A corresponding patient information leaflet on Aminoglycosides is available at


Aminoglycosides are bactericidal agents used topically as eye or ear drops, parenterally for serious infections, nebulised in the management of chronic pulmonary infection due to Pseudomonas aeruginosa in patients with cystic fibrosis, or orally for pre-operative sterilisation of the bowel. Those available in the UK include amikacin, gentamicin, neomycin, streptomycin, and tobramycin.

Ototoxicity and nephrotoxicity are recognised side effects of aminoglycosides. Ototoxicity has also been reported following in utero streptomycin exposure and it is therefore possible that use of any aminoglycoside in pregnancy carries an increased risk of permanent damage to the ear or kidney in exposed offspring. Susceptibility to aminoglycoside-induced deafness is genetically determined in some cases and genetic testing for the common predisposing mitochondrial RNA mutation 1555A>G is available in the UK.

Overall, there is currently no signal that risk of congenital malformation following in utero exposure to aminoglycoside antibiotics as a class, or for those individual aminoglycosides where data are available, is increased, however the available data are too limited to exclude one. Limited data do not suggest an increased risk of low birth weight or preterm delivery following in utero exposure to aminoglycosides. No studies have assessed risk of spontaneous abortion or intrauterine death.

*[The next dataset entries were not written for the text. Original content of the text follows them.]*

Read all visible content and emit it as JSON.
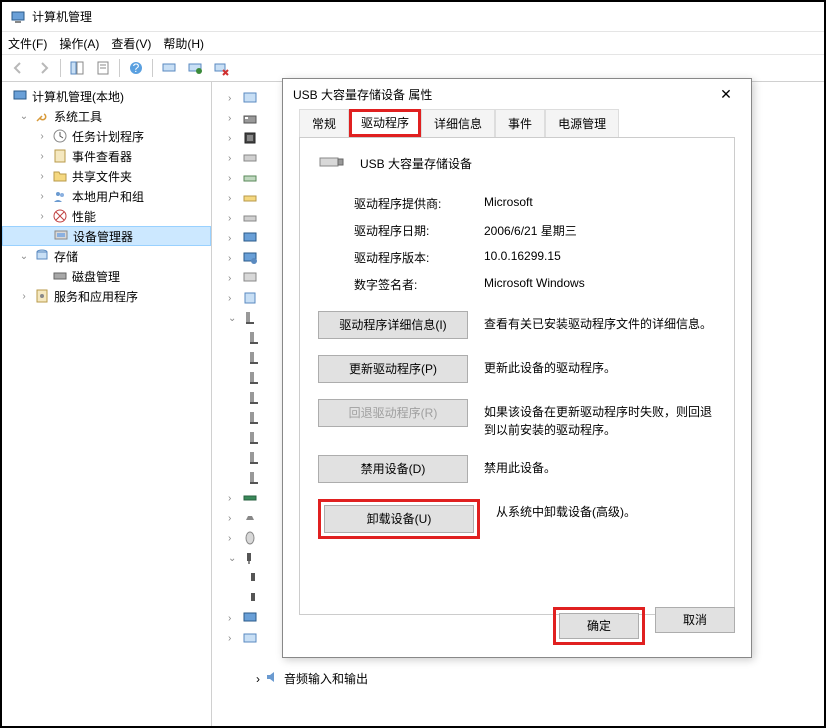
{
  "window": {
    "title": "计算机管理"
  },
  "menu": {
    "file": "文件(F)",
    "action": "操作(A)",
    "view": "查看(V)",
    "help": "帮助(H)"
  },
  "tree": {
    "root": "计算机管理(本地)",
    "systools": "系统工具",
    "sched": "任务计划程序",
    "event": "事件查看器",
    "share": "共享文件夹",
    "users": "本地用户和组",
    "perf": "性能",
    "devmgr": "设备管理器",
    "storage": "存储",
    "disk": "磁盘管理",
    "services": "服务和应用程序"
  },
  "audio_line": "音频输入和输出",
  "dialog": {
    "title": "USB 大容量存储设备 属性",
    "tabs": {
      "general": "常规",
      "driver": "驱动程序",
      "details": "详细信息",
      "events": "事件",
      "power": "电源管理"
    },
    "device_name": "USB 大容量存储设备",
    "info": {
      "provider_k": "驱动程序提供商:",
      "provider_v": "Microsoft",
      "date_k": "驱动程序日期:",
      "date_v": "2006/6/21 星期三",
      "version_k": "驱动程序版本:",
      "version_v": "10.0.16299.15",
      "signer_k": "数字签名者:",
      "signer_v": "Microsoft Windows"
    },
    "buttons": {
      "details": "驱动程序详细信息(I)",
      "details_d": "查看有关已安装驱动程序文件的详细信息。",
      "update": "更新驱动程序(P)",
      "update_d": "更新此设备的驱动程序。",
      "rollback": "回退驱动程序(R)",
      "rollback_d": "如果该设备在更新驱动程序时失败，则回退到以前安装的驱动程序。",
      "disable": "禁用设备(D)",
      "disable_d": "禁用此设备。",
      "uninstall": "卸载设备(U)",
      "uninstall_d": "从系统中卸载设备(高级)。"
    },
    "ok": "确定",
    "cancel": "取消"
  }
}
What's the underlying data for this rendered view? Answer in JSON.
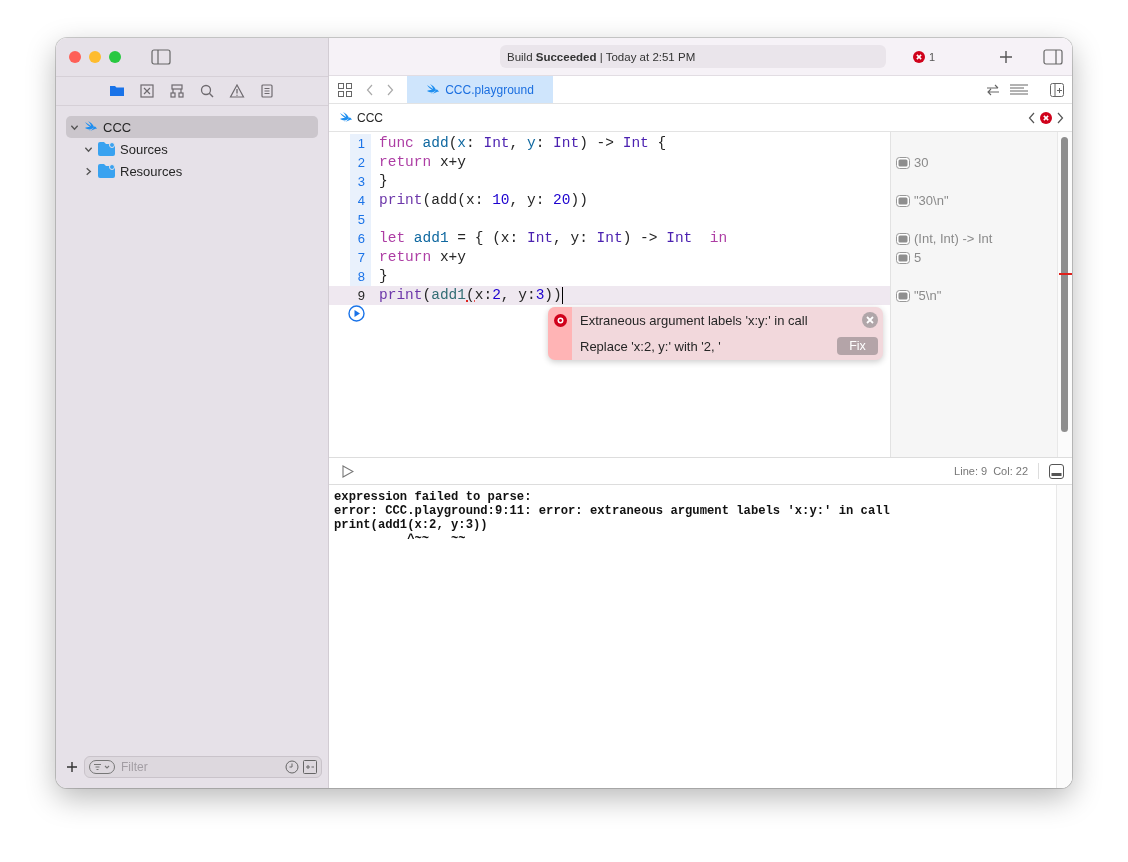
{
  "toolbar": {
    "build_label": "Build",
    "build_status": "Succeeded",
    "separator": "|",
    "build_time": "Today at 2:51 PM",
    "error_count": "1"
  },
  "navigator_tabs": [
    {
      "kind": "folder",
      "selected": true
    },
    {
      "kind": "xbox",
      "selected": false
    },
    {
      "kind": "hierarchy",
      "selected": false
    },
    {
      "kind": "search",
      "selected": false
    },
    {
      "kind": "warning",
      "selected": false
    },
    {
      "kind": "list",
      "selected": false
    }
  ],
  "tree": [
    {
      "name": "CCC",
      "kind": "project",
      "expanded": true,
      "selected": true,
      "children": [
        {
          "name": "Sources",
          "kind": "folder",
          "expanded": true,
          "selected": false
        },
        {
          "name": "Resources",
          "kind": "folder",
          "expanded": false,
          "selected": false
        }
      ]
    }
  ],
  "filter": {
    "placeholder": "Filter"
  },
  "editor_tabs": [
    {
      "label": "CCC.playground",
      "selected": true
    }
  ],
  "jump_bar": {
    "path": "CCC"
  },
  "code_lines": [
    {
      "number": "1",
      "executed": true,
      "current": false,
      "tokens": [
        {
          "kind": "kw",
          "text": "func "
        },
        {
          "kind": "decl",
          "text": "add"
        },
        {
          "kind": "plain",
          "text": "("
        },
        {
          "kind": "decl",
          "text": "x"
        },
        {
          "kind": "plain",
          "text": ": "
        },
        {
          "kind": "type",
          "text": "Int"
        },
        {
          "kind": "plain",
          "text": ", "
        },
        {
          "kind": "decl",
          "text": "y"
        },
        {
          "kind": "plain",
          "text": ": "
        },
        {
          "kind": "type",
          "text": "Int"
        },
        {
          "kind": "plain",
          "text": ") -> "
        },
        {
          "kind": "type",
          "text": "Int"
        },
        {
          "kind": "plain",
          "text": " {"
        }
      ]
    },
    {
      "number": "2",
      "executed": true,
      "current": false,
      "tokens": [
        {
          "kind": "kw",
          "text": "return"
        },
        {
          "kind": "plain",
          "text": " x+y"
        }
      ],
      "result": "30"
    },
    {
      "number": "3",
      "executed": true,
      "current": false,
      "tokens": [
        {
          "kind": "plain",
          "text": "}"
        }
      ]
    },
    {
      "number": "4",
      "executed": true,
      "current": false,
      "tokens": [
        {
          "kind": "call",
          "text": "print"
        },
        {
          "kind": "plain",
          "text": "(add(x: "
        },
        {
          "kind": "num",
          "text": "10"
        },
        {
          "kind": "plain",
          "text": ", y: "
        },
        {
          "kind": "num",
          "text": "20"
        },
        {
          "kind": "plain",
          "text": "))"
        }
      ],
      "result": "\"30\\n\""
    },
    {
      "number": "5",
      "executed": true,
      "current": false
    },
    {
      "number": "6",
      "executed": true,
      "current": false,
      "tokens": [
        {
          "kind": "kw",
          "text": "let "
        },
        {
          "kind": "decl",
          "text": "add1"
        },
        {
          "kind": "plain",
          "text": " = { (x: "
        },
        {
          "kind": "type",
          "text": "Int"
        },
        {
          "kind": "plain",
          "text": ", y: "
        },
        {
          "kind": "type",
          "text": "Int"
        },
        {
          "kind": "plain",
          "text": ") -> "
        },
        {
          "kind": "type",
          "text": "Int  "
        },
        {
          "kind": "kw",
          "text": "in"
        }
      ],
      "result": "(Int, Int) -> Int"
    },
    {
      "number": "7",
      "executed": true,
      "current": false,
      "tokens": [
        {
          "kind": "kw",
          "text": "return"
        },
        {
          "kind": "plain",
          "text": " x+y"
        }
      ],
      "result": "5"
    },
    {
      "number": "8",
      "executed": true,
      "current": false,
      "tokens": [
        {
          "kind": "plain",
          "text": "}"
        }
      ]
    },
    {
      "number": "9",
      "executed": false,
      "current": true,
      "tokens": [
        {
          "kind": "call",
          "text": "print"
        },
        {
          "kind": "plain",
          "text": "("
        },
        {
          "kind": "ident",
          "text": "add1"
        },
        {
          "kind": "err",
          "text": "("
        },
        {
          "kind": "plain",
          "text": "x:"
        },
        {
          "kind": "num",
          "text": "2"
        },
        {
          "kind": "plain",
          "text": ", y:"
        },
        {
          "kind": "num",
          "text": "3"
        },
        {
          "kind": "plain",
          "text": "))"
        }
      ],
      "result": "\"5\\n\""
    }
  ],
  "issue": {
    "message": "Extraneous argument labels 'x:y:' in call",
    "fix_text": "Replace 'x:2, y:' with '2, '",
    "fix_button": "Fix"
  },
  "status": {
    "line": "Line: 9",
    "col": "Col: 22"
  },
  "console": [
    "expression failed to parse:",
    "error: CCC.playground:9:11: error: extraneous argument labels 'x:y:' in call",
    "print(add1(x:2, y:3))",
    "          ^~~   ~~"
  ]
}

Where possible, the results of culture and sensitivity tests should be available before making a treatment choice in accordance with local prescribing guidelines, and risk factors for aminoglycoside oto- and nephrotoxicity should be assessed in each patient. If an aminoglycoside is indicated, gentamicin is the preferred choice during pregnancy as there is more documented experience of its use than for other aminoglycosides. 
Exposure to aminoglycosides at any stage in pregnancy would not usually be regarded as medical grounds for termination of pregnancy or any additional fetal monitoring. However, other risk factors may be present in individual cases which may independently increase the risk of adverse pregnancy outcome. Clinicians are reminded of the importance of consideration of such factors when performing case-specific risk assessments.
This document is regularly reviewed and updated. Only use full UKTIS monographs downloaded directly from to be sure you are using the most up-to-date version. The summaries of these monographs are openly available on

This is a summary of the full UKTIS monograph for health care professionals and should not be used in isolation. The full UKTIS monograph and access to any hyperlinked related documents is available to health care professionals at

If you have a patient with exposure to a drug or chemical and require assistance in making a patient-specific risk assessment, please telephone UKTIS on 0344 892 0909 to discuss the case with a teratology specialist.

If you would like to report a pregnancy to UKTIS please click here to download our pregnancy reporting form. Please encourage all women to complete an online reporting form.

Disclaimer: Every effort has been made to ensure that this monograph was accurate and up-to-date at the time of writing, however it cannot cover every eventuality and the information providers cannot be held responsible for any adverse outcomes of the measures recommended. The final decision regarding which treatment is used for an individual patient remains the clinical responsibility of the prescriber. This material may be freely reproduced for education and not for profit purposes within the UK National Health Service, however no linking to this website or reproduction by or for commercial organisations is permitted without the express written permission of this service. This document is regularly reviewed and updated. Only use UKTIS monographs downloaded directly from or to ensure you are using the most up-to-date version.